Summer is upon us — or “construction season” to many South Dakotans. Miles and miles of one-lane traffic going 30 under the speed limit, inconveniently delaying the summer fun that awaits.
While we’ve come to expect these detours, and dare I say, plan for them, this year may prove to have more than the average number of orange traffic cones.
Global pandemics and national protests have a way of making us parents think on our feet when it comes to summer activities and outdoor adventures. So, feeling up for a challenge, I decided to up the ante and have knee surgery, rendering me to crutches… with a toddler… during the nicest week of the year.
It’s fine. I’m fine.
But really, the surgery went well and while my recovery should be a quick and (hopefully) painless one, trying to explain that to Sloan has proven to be a feat all in it’s own.

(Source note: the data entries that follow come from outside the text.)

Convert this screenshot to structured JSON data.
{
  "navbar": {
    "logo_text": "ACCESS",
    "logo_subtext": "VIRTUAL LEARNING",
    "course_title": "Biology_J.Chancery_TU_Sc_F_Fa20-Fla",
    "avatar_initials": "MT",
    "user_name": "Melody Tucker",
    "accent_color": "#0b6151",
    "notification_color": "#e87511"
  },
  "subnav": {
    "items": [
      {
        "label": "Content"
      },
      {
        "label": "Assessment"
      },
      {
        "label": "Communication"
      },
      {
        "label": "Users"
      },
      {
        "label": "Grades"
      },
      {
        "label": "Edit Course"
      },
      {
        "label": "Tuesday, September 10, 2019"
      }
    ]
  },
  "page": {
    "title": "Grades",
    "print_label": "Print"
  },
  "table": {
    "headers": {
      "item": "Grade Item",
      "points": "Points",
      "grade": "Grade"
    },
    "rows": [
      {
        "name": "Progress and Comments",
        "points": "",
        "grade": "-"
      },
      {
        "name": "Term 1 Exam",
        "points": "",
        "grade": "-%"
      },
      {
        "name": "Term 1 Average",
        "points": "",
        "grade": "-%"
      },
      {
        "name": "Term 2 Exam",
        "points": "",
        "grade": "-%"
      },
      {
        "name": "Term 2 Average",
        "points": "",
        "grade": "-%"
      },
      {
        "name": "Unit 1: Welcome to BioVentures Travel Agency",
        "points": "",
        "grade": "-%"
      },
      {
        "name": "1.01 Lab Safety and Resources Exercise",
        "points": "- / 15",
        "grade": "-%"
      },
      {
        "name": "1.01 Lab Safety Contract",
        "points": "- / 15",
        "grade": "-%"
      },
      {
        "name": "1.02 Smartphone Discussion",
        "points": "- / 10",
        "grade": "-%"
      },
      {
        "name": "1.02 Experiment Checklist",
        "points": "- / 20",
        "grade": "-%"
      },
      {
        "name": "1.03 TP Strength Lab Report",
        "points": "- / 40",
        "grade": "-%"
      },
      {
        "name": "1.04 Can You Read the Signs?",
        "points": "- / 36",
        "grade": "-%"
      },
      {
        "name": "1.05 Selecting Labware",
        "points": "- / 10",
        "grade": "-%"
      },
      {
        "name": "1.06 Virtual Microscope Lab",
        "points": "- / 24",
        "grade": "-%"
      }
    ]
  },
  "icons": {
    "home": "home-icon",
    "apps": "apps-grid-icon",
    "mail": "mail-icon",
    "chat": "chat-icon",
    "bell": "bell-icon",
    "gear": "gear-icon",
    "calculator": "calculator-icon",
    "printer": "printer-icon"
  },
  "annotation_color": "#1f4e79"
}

Imagine walking on stilts, blindfolded, into a crowd of puppies that have just heard the word “park”.
That’s what it’s like being on crutches with a two-year-old.
Triple A is not just for car trouble. Remember to:
Not only does she not understand why she can’t use them or why I can’t pick her up, she also doesn’t get that suplexing mama is not an option right now.
Other things that aren’t options? Going on walks, running around the backyard, and literally anything that involves me getting on the ground.
I was left with two options: make my incredibly active and headstrong daughter sit on the couch and watch old disney movies all day, or re-enroll her in daycare (having taken her out when COVID-19 started).
Neither option seemed like the right one, leaving me feeling guilty and full of self pity, both of which look terrible on me.
This unexpected detour led me to put aside the fact that I wanted to cuddle Sloan all day and made me realize that giving her the opportunity to be around other kids her age, play with new-to-her toys, and engage in crafts and learning that I had yet to find on Pinterest was the only option I had.
Trading our planned trip to the zoo for a week of binge-watching Netflix in a cocoon of ice packs and Cheez-Its was less than ideal. With that being said, it gave me the opportunity to appreciate the alternate routes we are forced to take.
What I want to be doing and what I have the ability to be doing are two different things, and while that is frustrating and discouraging, it is what it is.
For Sloan it has been nothing more than a chance to see her friends and have new experiences, and I think understanding that has allowed me to be okay with this sudden change in plans.
What I’ve Learned
+ When you are used to being with your children all day long, it can hard on both of you to spend time apart. Make the transition easier on both of you by reminding them how much fun daycare can be.
+ Quiet time is nice, but can also be deafening. When the stillness gets to be too much, go on a walk, FaceTime a friend, or even listen to a podcast.
+ Do not, I repeat DO NOT feel like taking time to heal, whether it be physically or mentally, is equivalent to being lazy. Healing is caring and caring is what we want to teach our children to be.
As unsettling as the unknown is, looking at it through a child’s eyes is beyond comforting, and quite honestly, enlightening.
Not only do they devote all of their time and energy to the present, but they do so with such uninhibited fascination that it is seemingly impossible to not feel captivated with what is in front of you.
Yes, I am missing my girl on these hot summer days. And listening to kids on their way to the park sends me into a tailspin of mom guilt and longing.
But I know that as soon as Reid picks her up from daycare, we can go to the park (crutches in tow). And walking trails, zoos, and our backyard will be there this weekend, or next week, or even next month.
For now, I have been given this extra time to work on school, myself, and to plan the best summer I can.
Do you know how amazing it is to read a book with no banging pots or cartoon theme songs in the background?
It’s magical. And even though I love Sloan’s kitchen concerts and have come to think of Spirit the horse as my own, I am enjoying this time, as unexpected as it may be.
Whether it be miles and miles of one-lane construction, or weeks of bedrest and crutches, take the detours for what they are: extra time to slow down and welcome the moments that we are in instead of longing for where we want to be.